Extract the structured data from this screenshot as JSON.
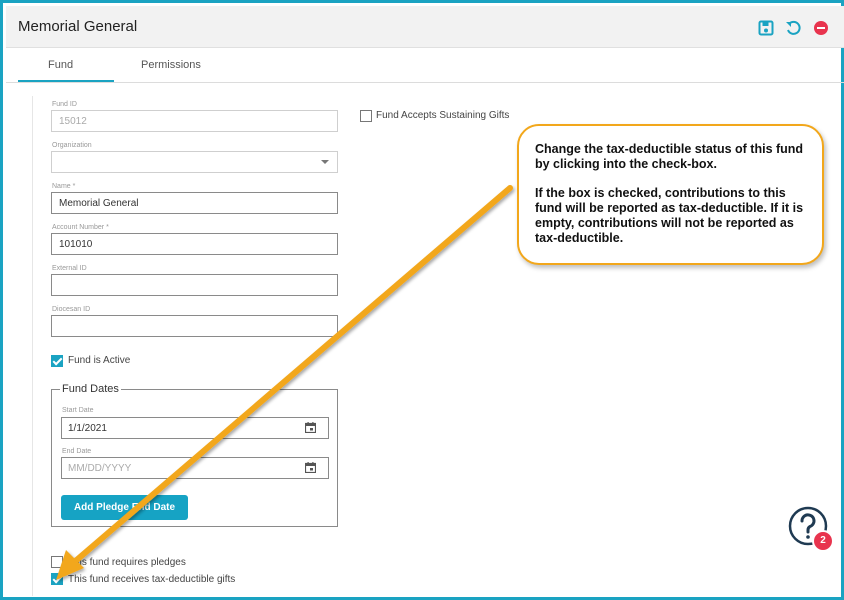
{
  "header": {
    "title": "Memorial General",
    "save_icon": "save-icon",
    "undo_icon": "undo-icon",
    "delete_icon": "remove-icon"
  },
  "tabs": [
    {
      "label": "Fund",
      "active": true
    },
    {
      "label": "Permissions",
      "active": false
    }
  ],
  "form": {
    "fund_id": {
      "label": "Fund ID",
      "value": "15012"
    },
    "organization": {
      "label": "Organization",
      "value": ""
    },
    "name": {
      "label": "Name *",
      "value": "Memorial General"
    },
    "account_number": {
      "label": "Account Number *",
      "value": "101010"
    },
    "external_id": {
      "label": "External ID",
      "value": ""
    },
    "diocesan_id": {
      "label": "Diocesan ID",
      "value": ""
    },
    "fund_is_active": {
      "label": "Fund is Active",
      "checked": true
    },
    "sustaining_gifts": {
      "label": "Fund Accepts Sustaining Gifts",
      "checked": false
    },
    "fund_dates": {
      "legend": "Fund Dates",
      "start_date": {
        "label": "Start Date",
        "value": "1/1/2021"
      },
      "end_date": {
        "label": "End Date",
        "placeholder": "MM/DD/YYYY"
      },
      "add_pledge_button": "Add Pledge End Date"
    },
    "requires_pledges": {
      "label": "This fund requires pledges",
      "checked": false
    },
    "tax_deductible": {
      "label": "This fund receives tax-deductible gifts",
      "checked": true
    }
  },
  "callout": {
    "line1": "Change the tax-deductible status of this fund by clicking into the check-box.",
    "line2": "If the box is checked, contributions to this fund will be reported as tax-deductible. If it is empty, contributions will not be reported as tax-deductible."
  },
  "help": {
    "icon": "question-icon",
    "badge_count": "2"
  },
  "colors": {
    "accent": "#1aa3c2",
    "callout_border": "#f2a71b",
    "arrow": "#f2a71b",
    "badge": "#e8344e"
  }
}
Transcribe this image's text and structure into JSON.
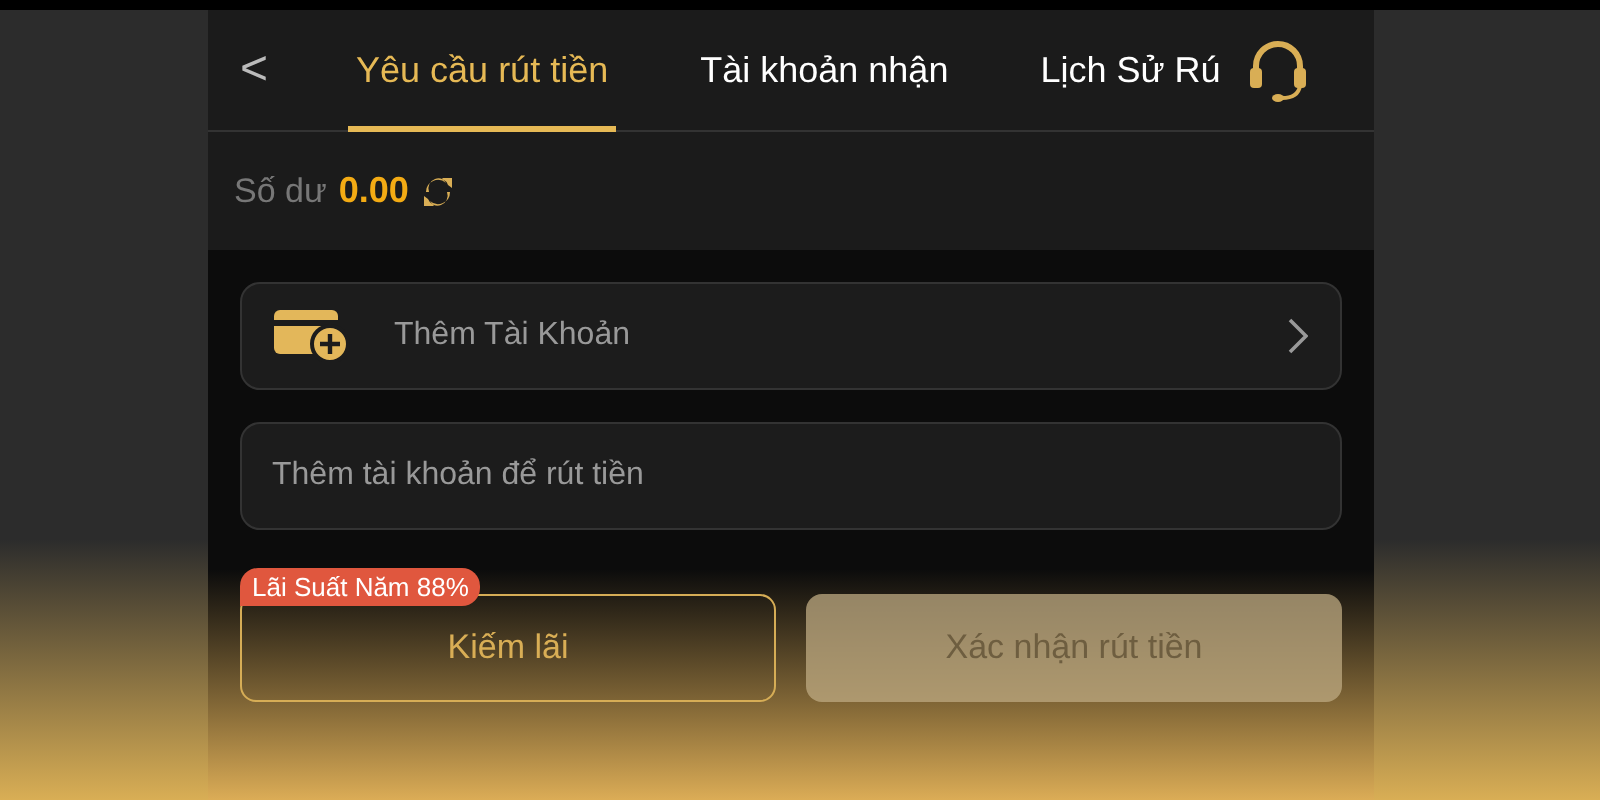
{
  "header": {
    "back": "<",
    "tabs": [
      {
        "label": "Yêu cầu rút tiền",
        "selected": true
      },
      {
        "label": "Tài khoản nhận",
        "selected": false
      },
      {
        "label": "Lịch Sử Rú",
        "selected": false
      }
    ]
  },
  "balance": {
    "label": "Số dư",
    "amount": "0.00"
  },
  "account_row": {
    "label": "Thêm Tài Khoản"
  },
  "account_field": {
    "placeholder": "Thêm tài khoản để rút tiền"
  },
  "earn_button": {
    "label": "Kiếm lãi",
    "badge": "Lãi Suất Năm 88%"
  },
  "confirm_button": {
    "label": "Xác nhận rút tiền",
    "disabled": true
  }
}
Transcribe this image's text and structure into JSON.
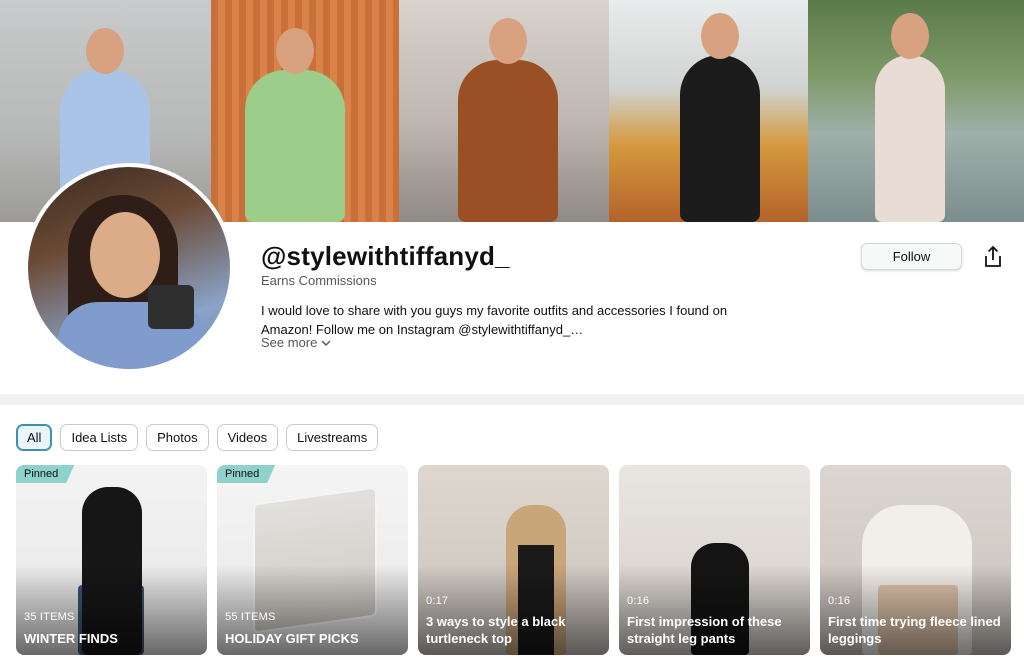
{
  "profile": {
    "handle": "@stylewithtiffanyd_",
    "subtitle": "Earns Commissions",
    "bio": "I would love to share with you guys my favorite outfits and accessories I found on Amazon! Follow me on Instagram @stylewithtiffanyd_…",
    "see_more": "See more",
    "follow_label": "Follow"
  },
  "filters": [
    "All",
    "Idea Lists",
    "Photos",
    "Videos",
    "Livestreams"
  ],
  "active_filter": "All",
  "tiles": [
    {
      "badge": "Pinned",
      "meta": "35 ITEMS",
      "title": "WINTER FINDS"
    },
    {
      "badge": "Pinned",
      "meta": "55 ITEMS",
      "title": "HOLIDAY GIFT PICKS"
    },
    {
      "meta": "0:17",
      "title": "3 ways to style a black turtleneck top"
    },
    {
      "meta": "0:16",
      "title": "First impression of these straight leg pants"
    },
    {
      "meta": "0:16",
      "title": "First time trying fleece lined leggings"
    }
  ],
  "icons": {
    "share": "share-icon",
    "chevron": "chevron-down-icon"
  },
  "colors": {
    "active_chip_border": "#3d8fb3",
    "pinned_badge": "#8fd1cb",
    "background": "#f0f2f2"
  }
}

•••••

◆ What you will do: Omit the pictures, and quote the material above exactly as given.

◆ Answer:
Extract the structured data from this screenshot as JSON.
{
  "header": {
    "title": "Memorial General",
    "save_icon": "save-icon",
    "undo_icon": "undo-icon",
    "delete_icon": "remove-icon"
  },
  "tabs": [
    {
      "label": "Fund",
      "active": true
    },
    {
      "label": "Permissions",
      "active": false
    }
  ],
  "form": {
    "fund_id": {
      "label": "Fund ID",
      "value": "15012"
    },
    "organization": {
      "label": "Organization",
      "value": ""
    },
    "name": {
      "label": "Name *",
      "value": "Memorial General"
    },
    "account_number": {
      "label": "Account Number *",
      "value": "101010"
    },
    "external_id": {
      "label": "External ID",
      "value": ""
    },
    "diocesan_id": {
      "label": "Diocesan ID",
      "value": ""
    },
    "fund_is_active": {
      "label": "Fund is Active",
      "checked": true
    },
    "sustaining_gifts": {
      "label": "Fund Accepts Sustaining Gifts",
      "checked": false
    },
    "fund_dates": {
      "legend": "Fund Dates",
      "start_date": {
        "label": "Start Date",
        "value": "1/1/2021"
      },
      "end_date": {
        "label": "End Date",
        "placeholder": "MM/DD/YYYY"
      },
      "add_pledge_button": "Add Pledge End Date"
    },
    "requires_pledges": {
      "label": "This fund requires pledges",
      "checked": false
    },
    "tax_deductible": {
      "label": "This fund receives tax-deductible gifts",
      "checked": true
    }
  },
  "callout": {
    "line1": "Change the tax-deductible status of this fund by clicking into the check-box.",
    "line2": "If the box is checked, contributions to this fund will be reported as tax-deductible. If it is empty, contributions will not be reported as tax-deductible."
  },
  "help": {
    "icon": "question-icon",
    "badge_count": "2"
  },
  "colors": {
    "accent": "#1aa3c2",
    "callout_border": "#f2a71b",
    "arrow": "#f2a71b",
    "badge": "#e8344e"
  }
}
Transcribe this image's text and structure into JSON.
{
  "header": {
    "back": "<",
    "tabs": [
      {
        "label": "Yêu cầu rút tiền",
        "selected": true
      },
      {
        "label": "Tài khoản nhận",
        "selected": false
      },
      {
        "label": "Lịch Sử Rú",
        "selected": false
      }
    ]
  },
  "balance": {
    "label": "Số dư",
    "amount": "0.00"
  },
  "account_row": {
    "label": "Thêm Tài Khoản"
  },
  "account_field": {
    "placeholder": "Thêm tài khoản để rút tiền"
  },
  "earn_button": {
    "label": "Kiếm lãi",
    "badge": "Lãi Suất Năm 88%"
  },
  "confirm_button": {
    "label": "Xác nhận rút tiền",
    "disabled": true
  }
}
Transcribe this image's text and structure into JSON.
{
  "profile": {
    "handle": "@stylewithtiffanyd_",
    "subtitle": "Earns Commissions",
    "bio": "I would love to share with you guys my favorite outfits and accessories I found on Amazon! Follow me on Instagram @stylewithtiffanyd_…",
    "see_more": "See more",
    "follow_label": "Follow"
  },
  "filters": [
    "All",
    "Idea Lists",
    "Photos",
    "Videos",
    "Livestreams"
  ],
  "active_filter": "All",
  "tiles": [
    {
      "badge": "Pinned",
      "meta": "35 ITEMS",
      "title": "WINTER FINDS"
    },
    {
      "badge": "Pinned",
      "meta": "55 ITEMS",
      "title": "HOLIDAY GIFT PICKS"
    },
    {
      "meta": "0:17",
      "title": "3 ways to style a black turtleneck top"
    },
    {
      "meta": "0:16",
      "title": "First impression of these straight leg pants"
    },
    {
      "meta": "0:16",
      "title": "First time trying fleece lined leggings"
    }
  ],
  "icons": {
    "share": "share-icon",
    "chevron": "chevron-down-icon"
  },
  "colors": {
    "active_chip_border": "#3d8fb3",
    "pinned_badge": "#8fd1cb",
    "background": "#f0f2f2"
  }
}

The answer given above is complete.